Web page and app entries
"""

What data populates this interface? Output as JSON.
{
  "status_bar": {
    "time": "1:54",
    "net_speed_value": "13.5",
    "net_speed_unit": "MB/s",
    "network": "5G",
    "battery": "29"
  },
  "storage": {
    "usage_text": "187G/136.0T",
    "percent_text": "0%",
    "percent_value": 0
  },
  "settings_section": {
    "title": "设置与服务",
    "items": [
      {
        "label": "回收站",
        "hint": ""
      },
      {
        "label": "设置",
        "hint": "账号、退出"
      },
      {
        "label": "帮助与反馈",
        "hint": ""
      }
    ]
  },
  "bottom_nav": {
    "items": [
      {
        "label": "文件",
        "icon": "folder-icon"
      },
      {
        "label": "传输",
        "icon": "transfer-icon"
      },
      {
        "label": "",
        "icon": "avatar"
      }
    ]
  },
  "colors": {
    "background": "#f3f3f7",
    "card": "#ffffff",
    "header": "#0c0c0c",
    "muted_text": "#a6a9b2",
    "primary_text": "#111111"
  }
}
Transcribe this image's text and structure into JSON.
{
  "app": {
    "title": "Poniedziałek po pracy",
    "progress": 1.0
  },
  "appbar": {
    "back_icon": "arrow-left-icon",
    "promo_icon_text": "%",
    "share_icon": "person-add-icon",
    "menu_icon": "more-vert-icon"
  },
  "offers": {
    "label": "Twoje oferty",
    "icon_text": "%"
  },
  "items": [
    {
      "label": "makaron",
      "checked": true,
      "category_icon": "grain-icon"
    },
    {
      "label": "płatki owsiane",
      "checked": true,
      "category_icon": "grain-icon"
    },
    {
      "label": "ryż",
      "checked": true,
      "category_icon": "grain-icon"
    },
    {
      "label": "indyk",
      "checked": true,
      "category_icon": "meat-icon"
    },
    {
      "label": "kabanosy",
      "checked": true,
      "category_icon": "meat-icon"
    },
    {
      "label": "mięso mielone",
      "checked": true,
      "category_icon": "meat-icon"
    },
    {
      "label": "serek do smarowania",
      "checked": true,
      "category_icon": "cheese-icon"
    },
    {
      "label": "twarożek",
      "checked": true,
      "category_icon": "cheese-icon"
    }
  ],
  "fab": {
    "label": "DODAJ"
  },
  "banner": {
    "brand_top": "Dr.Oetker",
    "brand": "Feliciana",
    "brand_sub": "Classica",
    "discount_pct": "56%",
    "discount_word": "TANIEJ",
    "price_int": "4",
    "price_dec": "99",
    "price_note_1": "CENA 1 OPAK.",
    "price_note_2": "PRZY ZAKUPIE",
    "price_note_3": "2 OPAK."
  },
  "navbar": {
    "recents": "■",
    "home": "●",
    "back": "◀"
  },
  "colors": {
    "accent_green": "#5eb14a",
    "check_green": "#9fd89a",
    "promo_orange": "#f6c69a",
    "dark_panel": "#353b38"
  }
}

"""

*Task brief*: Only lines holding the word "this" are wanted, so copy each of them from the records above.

*Your solution*:
What data populates this interface? Output as JSON.
Transcribe this image's text and structure into JSON.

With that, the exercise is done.